My husband’s thinking seems to make some sense to me: as long as Adam has a change of clothes, linens for his dorm bed, a pencil, some paper and a toothbrush, he’ll survive. Move-in is Friday. Will I survive? Let me know how YOU are doing and I’ll report back on MY progress.

 

 

The Year of Living Gingerly

I have this thing – I like even numbers; 2011 is not an even number. Despite the pains of 2011, the year is turning out OK after all.

Let’s get the pain out-of-the-way: about four years of pain led to a right hip replacement in May 2011. Just a few weeks of therapy led to a nearly perfect summer. Then, I tumbled down the steps of our vacation house in New Hampshire and punctured my face on some boating gear at the bottom of the steps. Four doctors and many antibiotics later and the clutz who is me – healed. Finally, in my left shoulder diagnosed as frozen shoulder – has led to

Adam & his electric razor - wasn't he just needing a pacifier?

weeks and weeks of therapy that will lead into 2012 – but I’ll be fine. What is frozen shoulder? Women of a certain age can develop this real pain-in-the-joint affliction; some men and diabetics can develop frozen shoulder as well. The ligaments and tendons literally freeze which leads to restricted mobility. Try reaching up for a plate in the kitchen cabinet or scratching your back with the affected arm. You quickly learn the stages of frozen shoulder: freezing, frozen and thawing. I got to the doctor and physical therapist during the freezing stage. Now, I’m thawing. Thank you Meryl Goldstein, physical therapist at Excel in Cherry Hill. While the therapy is extremely painful – for her as well as me – I’m about 80% cured. Woo-hoo!

Enough of the pain already! Emotional pain has been the hallmark of our son’s senior year in high school. Adam is a bright, happy, overall well-adjusted young man. He’s just not as enthusiastic about life as perhaps he should be at this critical stage of his life. Senior year in high school means applying to colleges, financial aid applications, boy scout eagle project responsibilities and many other details. Detail-oriented – he is not. I constantly struggle over pushing him to get things done to completely backing off and letting him fail. Either one of these options is not the way to go. Striking the balance is extremely emotional. Somehow, I know Adam will succeed and do very well wherever his college career and career path leads.

Do you spend time looking at yourself from a distance? I wonder how I’m going to turn out; how my relationship with my husband will evolve and adjust; which hair color to choose. The thoughts go much deeper than a hair color, but I do spend time late at night or early in the morning thinking about my mortality. That’s pretty painful.

So how are things, really? I must be thankful and grateful for so many blessings: my family – both sides – and all their accomplishments and growth. I became a great-aunt late last year so I have a new family member to get to know. My physical fitness is definitely on the rise; my trips to the gym (and physical therapy) keep my head clear most days. When you see people at the gym who are a decade or two older than you and still getting there every day, you have to at least keep up.

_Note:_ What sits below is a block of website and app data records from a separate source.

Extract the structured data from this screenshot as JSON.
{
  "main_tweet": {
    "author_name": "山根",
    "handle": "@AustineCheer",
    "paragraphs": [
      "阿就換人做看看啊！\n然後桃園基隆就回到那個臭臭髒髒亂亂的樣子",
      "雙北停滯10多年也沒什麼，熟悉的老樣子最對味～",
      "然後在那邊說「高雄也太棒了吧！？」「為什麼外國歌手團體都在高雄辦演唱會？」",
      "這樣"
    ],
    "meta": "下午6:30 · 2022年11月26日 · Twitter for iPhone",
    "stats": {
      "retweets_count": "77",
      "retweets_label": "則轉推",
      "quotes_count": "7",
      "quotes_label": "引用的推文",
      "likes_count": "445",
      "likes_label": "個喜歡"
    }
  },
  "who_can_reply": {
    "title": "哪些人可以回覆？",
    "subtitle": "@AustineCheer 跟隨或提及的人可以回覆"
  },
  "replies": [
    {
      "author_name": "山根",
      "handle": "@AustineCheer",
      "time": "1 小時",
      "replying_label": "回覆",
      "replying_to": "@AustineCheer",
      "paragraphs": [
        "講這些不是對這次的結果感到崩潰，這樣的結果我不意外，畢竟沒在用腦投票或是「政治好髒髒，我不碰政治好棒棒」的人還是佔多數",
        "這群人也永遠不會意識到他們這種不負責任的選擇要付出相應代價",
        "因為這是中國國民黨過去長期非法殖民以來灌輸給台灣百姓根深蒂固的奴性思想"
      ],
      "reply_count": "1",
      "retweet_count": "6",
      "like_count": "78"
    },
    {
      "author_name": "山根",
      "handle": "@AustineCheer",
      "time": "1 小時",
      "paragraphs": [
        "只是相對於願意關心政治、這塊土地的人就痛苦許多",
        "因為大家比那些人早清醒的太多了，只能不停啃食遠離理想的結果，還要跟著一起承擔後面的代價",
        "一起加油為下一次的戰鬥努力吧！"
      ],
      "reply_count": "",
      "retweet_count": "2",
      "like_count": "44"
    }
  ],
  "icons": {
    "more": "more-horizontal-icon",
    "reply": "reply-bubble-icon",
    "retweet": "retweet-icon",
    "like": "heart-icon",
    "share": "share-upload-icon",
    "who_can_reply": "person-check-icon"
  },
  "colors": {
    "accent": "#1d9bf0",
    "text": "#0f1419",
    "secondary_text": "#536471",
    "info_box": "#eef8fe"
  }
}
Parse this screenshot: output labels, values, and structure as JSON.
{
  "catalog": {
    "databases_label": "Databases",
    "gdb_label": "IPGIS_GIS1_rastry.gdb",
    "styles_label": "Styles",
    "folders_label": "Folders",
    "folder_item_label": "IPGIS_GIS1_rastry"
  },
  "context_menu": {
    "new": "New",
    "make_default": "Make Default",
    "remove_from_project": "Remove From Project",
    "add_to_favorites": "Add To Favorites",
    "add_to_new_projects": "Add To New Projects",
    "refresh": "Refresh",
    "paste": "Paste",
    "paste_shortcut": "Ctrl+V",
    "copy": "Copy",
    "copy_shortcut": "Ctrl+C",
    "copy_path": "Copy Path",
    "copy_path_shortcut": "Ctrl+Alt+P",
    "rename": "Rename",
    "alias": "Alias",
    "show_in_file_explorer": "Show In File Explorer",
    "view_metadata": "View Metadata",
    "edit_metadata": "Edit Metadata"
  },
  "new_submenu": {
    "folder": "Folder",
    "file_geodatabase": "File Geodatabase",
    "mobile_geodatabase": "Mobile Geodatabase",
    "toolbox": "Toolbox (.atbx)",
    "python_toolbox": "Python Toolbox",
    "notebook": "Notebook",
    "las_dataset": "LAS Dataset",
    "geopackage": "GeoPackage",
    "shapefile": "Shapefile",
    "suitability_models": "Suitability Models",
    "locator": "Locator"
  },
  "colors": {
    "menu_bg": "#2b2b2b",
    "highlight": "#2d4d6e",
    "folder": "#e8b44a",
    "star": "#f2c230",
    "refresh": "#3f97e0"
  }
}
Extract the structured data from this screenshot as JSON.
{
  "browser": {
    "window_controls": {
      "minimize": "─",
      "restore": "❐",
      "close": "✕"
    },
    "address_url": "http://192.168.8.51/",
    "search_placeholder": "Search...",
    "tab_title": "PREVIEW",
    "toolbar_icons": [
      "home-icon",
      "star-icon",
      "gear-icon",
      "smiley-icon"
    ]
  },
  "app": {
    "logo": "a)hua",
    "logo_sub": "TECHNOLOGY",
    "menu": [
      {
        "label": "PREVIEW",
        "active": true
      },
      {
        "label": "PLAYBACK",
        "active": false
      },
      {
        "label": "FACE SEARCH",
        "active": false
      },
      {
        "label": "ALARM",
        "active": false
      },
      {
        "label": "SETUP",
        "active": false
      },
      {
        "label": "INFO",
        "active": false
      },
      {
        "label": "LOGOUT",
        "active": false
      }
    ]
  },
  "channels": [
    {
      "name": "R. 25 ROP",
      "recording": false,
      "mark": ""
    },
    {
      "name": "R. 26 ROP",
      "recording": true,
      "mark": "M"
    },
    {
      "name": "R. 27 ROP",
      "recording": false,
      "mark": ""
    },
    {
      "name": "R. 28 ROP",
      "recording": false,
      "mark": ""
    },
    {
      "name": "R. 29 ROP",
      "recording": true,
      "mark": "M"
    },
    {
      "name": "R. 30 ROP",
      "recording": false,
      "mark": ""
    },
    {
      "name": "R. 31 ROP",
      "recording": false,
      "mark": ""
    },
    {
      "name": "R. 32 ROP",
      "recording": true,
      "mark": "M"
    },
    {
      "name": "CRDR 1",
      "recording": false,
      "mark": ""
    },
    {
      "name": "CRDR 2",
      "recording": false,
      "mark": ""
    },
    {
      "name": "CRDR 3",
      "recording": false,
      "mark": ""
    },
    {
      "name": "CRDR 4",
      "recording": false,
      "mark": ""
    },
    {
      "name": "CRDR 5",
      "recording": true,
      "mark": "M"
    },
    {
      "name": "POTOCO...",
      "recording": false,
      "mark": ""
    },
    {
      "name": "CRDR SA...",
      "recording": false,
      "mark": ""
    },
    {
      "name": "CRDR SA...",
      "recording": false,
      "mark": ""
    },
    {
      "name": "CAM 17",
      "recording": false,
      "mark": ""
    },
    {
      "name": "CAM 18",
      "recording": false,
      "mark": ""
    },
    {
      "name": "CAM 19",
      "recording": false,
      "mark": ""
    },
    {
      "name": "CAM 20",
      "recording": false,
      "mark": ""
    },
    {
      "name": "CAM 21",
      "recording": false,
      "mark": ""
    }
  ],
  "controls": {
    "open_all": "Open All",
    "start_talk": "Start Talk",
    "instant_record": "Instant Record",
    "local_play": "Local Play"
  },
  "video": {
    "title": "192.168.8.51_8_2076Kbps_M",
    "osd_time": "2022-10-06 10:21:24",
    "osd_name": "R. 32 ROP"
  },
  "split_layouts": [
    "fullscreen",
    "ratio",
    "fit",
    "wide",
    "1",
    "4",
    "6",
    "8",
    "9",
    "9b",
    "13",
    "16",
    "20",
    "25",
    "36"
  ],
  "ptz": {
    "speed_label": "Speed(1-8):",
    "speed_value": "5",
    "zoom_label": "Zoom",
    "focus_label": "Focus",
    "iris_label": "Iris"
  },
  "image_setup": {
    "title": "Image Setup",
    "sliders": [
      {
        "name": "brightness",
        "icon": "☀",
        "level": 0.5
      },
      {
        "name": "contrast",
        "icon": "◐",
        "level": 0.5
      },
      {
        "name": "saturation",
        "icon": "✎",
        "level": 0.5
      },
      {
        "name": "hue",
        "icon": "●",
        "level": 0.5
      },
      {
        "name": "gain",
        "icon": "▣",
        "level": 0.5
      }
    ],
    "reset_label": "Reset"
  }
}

Seeing the stories of our returning troops makes me wonder how they will spend the next year or two or longer adjusting to their stateside lives. The turbulent economy and changes in their families has to be stressful. In the end, I hope they find peace and happiness in their lives and know that so many of us are ever grateful for their service. I want to do something in 2012 to help as our service people return home.

As we opened our Christmas gifts this morning, I couldn’t help but remember that it seemed like a minute ago when my son was spitting up on my shoulder. Today, his favorite gift was the electric shaver we got him. Hearing the whir of the shaver made me nostalgic for the Christmas morning we spent wrestling with the hermetically packaged toys that needed assembly and running around looking for the right sized batteries to make the toys work.

The roast will go in the oven soon and the family will gather again for another Christmas. After the leftovers are put away and the last holiday light goes out, I wish for all the family and friends near and far a much less painful and much more happy New Year.

Wanted: Parent for Life

 

The parents & Adam in 2006- Now Adam is taller than us.

This item below has been around for some time. Looking at it today reminds me that there are probably so many of us in the same boat (hopefully, not a sinking ship). We have our silent support group always out there and always ready to help. So enjoy this post and pass along to your “colleagues” who are in the same boat.

 

PARENT

Job Description

This is hysterical. If it had been presented this way, I don’t believe any of us would have done it!!!!

POSITION :

Mom, Mommy, Mama, Ma

Dad, Daddy, Dada, Pa, Pop

JOB DESCRIPTION :

Long term, team players needed, for challenging, permanent work in an often chaotic environment. Candidates must possess excellent communication and organizational skills and be willing to work variable hours, which will include evenings and weekends and frequent 24 hour shifts on call. Some overnight travel required, including trips to primitive camping sites on rainy weekends and endless sports tournaments in far away cities! Travel expenses not reimbursed. Extensive courier duties also required.

RESPONSIBILITIES :

The rest of your life. Must be willing to be hated, at least temporarily, until someone needs R50.00. Must be willing to bite tongue repeatedly. Also, must possess the physical stamina of a pack mule and be able to go from zero to 60 mph in three seconds flat in case, this time, the screams from the backyard are not someone just crying wolf.

Must be willing to face stimulating technical challenges, such as small gadget repair, mysteriously sluggish toilets and stuck zippers. Must screen phone calls, maintain calendars and coordinate production of multiple homework projects. Must have ability to plan and organize social gatherings for clients of all ages and mental outlooks. Must be a willing to be indispensable one minute, and a total embarrassment the next. Must handle assembly and product safety testing of a half million cheap, plastic toys, and battery operated devices.

Must always hope for the best but be prepared for the worst. Must assume final, complete accountability for the quality of the end product.

Responsibilities also include floor maintenance and janitorial work throughout the facility.

POSSIBILITY FOR ADVANCEMENT & PROMOTION :

None. Your job is to remain in the same position for years, without complaining, constantly retraining and updating your skills, so that those in your charge can ultimately surpass you.

PREVIOUS EXPERIENCE :

None required unfortunately. On-the-job training offered on a continually exhausting basis.

WAGES AND COMPENSATION :

Get this! You pay them! Offering frequent raises and bonuses. A balloon payment is due when they turn 18 because of the assumption that college will help them become financially independent. When you die, you give them whatever is left. The oddest thing about this reverse-salary scheme is that you actually enjoy it and wish you could only do more.

BENEFITS :

While no health or dental insurance, no pension, no tuition reimbursement, no paid holidays and no stock options are offered; this job supplies limitless opportunities for personal growth, unconditional love, and free hugs and kisses for life if you play your cards right.

** FOOTNOTE **

“THERE IS NO RETIREMENT  —  EVER!!

Forward this on to all the PARENTS you know, in appreciation for everything they do on a daily basis, letting them know they are appreciated for the fabulous job they do…or forward with love to anyone thinking of applying for the job.